Video Mozilla Project Working on Immersive Displays (Video) 47

Yes, it's 3-D, and works with the Firefox browser. But that's not all. The MozVR virtual reality system is not just for Firefox, and it can incorporate infrared and other sensors to give a more complete picture than can be derived from visible light alone. In theory, the user's (client) computer needs no special hardware beyond a decent GPU and an Oculus Rift headset. Everything else lives on a server.

Is this the future of consumer displays? Even if not, the development is fun to watch, which you can start doing at mozvr.com -- and if you're serious about learning about this project you may want to read our interview transcript in addition to watching the video, because the transcript contains additional information.
Open Source

Linux Kernel 4.2 Released 142

An anonymous reader writes: The Linux 4.2 kernel is now available. This kernel is one of the biggest kernel releases in recent times and introduces rewrites of some of the kernel's Intel Assembly x86 code, new ARM board support, Jitter RNG improvements, queue spinlocks, the new AMDGPU kernel driver, NCQ TRIM handling, F2FS per-file encryption, and many other changes to benefit most Linux users.
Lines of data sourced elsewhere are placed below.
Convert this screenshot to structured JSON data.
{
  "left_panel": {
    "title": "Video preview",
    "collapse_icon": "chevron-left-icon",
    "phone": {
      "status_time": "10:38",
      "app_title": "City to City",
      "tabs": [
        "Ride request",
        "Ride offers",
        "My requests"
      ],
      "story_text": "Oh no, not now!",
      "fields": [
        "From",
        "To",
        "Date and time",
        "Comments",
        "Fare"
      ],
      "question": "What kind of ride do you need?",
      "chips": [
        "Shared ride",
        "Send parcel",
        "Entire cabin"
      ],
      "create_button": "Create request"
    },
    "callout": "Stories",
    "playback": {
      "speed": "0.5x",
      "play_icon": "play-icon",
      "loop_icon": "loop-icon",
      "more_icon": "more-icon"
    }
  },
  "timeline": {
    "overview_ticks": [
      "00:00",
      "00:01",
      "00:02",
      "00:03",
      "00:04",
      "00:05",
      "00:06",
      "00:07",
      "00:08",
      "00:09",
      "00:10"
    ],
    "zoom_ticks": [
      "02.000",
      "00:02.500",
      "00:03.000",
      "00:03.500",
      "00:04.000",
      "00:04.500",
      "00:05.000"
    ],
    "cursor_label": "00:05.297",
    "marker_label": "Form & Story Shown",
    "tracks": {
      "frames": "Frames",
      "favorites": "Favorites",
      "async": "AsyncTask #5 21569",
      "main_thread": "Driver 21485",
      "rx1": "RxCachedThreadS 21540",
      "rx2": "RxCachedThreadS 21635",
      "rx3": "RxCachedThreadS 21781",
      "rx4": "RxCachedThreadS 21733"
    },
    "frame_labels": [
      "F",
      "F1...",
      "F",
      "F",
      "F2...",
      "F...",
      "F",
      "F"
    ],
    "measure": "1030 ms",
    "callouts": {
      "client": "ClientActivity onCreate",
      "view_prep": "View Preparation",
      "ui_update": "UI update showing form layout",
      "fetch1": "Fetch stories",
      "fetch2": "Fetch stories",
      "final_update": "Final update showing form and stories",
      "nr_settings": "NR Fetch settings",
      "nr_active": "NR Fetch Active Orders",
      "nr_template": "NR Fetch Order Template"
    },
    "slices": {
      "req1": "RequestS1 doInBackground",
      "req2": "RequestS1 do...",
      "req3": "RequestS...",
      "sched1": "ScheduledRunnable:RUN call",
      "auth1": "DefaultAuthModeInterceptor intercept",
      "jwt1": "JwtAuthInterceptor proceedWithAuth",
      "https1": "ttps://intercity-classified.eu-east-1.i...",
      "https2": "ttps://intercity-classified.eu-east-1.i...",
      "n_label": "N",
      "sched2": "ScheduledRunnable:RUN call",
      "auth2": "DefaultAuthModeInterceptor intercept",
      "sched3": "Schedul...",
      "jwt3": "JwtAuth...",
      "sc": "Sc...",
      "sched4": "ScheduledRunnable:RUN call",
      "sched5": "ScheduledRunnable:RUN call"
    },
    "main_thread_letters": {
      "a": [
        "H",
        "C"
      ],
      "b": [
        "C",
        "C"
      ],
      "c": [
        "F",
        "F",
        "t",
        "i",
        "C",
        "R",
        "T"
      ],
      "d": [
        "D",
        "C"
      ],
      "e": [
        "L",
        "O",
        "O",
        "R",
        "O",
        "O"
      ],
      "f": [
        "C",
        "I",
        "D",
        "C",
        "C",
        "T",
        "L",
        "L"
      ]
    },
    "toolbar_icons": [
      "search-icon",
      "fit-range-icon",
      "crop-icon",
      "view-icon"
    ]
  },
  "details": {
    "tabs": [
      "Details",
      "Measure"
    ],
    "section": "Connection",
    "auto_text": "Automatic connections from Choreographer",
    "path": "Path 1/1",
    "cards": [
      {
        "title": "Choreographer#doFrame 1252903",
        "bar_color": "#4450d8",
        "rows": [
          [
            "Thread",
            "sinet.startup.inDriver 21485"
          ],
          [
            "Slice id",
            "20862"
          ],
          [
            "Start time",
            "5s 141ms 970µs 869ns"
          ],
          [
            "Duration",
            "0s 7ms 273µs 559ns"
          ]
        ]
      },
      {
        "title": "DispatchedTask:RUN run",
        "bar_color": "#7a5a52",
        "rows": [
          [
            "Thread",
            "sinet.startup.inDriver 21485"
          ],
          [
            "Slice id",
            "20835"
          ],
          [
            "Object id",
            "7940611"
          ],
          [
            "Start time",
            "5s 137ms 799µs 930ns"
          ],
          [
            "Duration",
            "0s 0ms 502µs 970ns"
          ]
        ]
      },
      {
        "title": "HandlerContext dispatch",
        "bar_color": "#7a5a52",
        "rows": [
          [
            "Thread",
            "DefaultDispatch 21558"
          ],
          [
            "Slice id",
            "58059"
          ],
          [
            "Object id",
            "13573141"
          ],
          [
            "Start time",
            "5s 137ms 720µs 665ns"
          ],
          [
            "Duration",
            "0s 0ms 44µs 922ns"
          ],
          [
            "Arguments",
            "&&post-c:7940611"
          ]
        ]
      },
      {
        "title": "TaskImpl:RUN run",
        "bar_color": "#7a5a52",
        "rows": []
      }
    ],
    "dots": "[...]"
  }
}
Do We Need More Emojis? 264

mikejuk writes to note that the Unicode Consortium has accepted 38 new emoji characters as candidates for Unicode 9.0, including characters depicting bacon and a duck."Why could we possibly need a duck? Many of the new characters are the 'other half' of gender-matched pairs, so the Dancer emoji (which is usually rendered as Apple's salsa dancing woman) gets a Man Dancing emoji, who frankly looks like a cross between John Travolta in Saturday Night Fever and your dad at the wedding disco. ... Other additions include carrot, cucumber, and avocado, and bacon. ... The list of additions is rounded off with new animal emojis. Some are the 'missing' zodiac symbols (lion and crab). Others are as baffling as ever – is there *really* a demand for a mallard duck? Sorry: it's in fact a drake!

AMD Unveils Radeon R9 Nano, Targets Mini ITX Gaming Systems With a New Fury 60

MojoKid writes: AMD today added a third card to its new Fury line that's arguably the most intriguing of the bunch, the Radeon R9 Nano. True to its name, the Nano is a very compact card, though don't be fooled by its diminutive stature. Lurking inside this 6-inch graphics card is a Fiji GPU core built on a 28nm manufacturing process paired with 4GB of High Bandwidth Memory (HBM). It's a full 1.5 inches shorter than the standard Fury X, and unlike its liquid cooled sibling, there's no radiator and fan assembly to mount. The Fury Nano sports 64 compute units with 64 stream processors each for a total of 4,096 stream processors, just like Fury X. It also has an engine clock of up to 1,000MHz and pushes 8.19 TFLOPs of compute performance. That's within striking distance of the Fury X, which features a 1,050MHz engine clock at 8.6 TFLOPs. Ars Technica, too, takes a look at the new Nano.
Operating Systems

Contiki 3.0 Released, Retains Support For Apple II, C64 44

An anonymous reader writes that on Wednesday the Contiki team announced the release of Contiki 3.0, the latest version of the open source IoT operating system. The 3.0 release is a huge step up from the 2.x branch and brings support for new and exciting hardware, a set of new network protocols, a bunch of improvements in the low-power mesh networking protocols, along with a large number of general stability improvements. And, yes, the system still runs on the Commodore 64/128, Apple II, Atari.

Verizon Retrofits Vintage Legacy Vehicles With Smart Features 87

An anonymous reader writes: Verizon have released an after-market system called Hum that can bring 'smart' features to 150 million existing cars of various vintages going as far back as 1999. The system consists of an on-board diagnostic (OBD) reader plugged into the vehicle's OBD port and a Bluetooth-enabled device clipped to the visor. It's the presence of the ODB port that limits the maximum age of the car to 1996. Hum comes with an app, and enables features such as automatic accident reporting, roadside assistance services and the tracking of stolen cars. The service will cost $14.99 per month via subscription.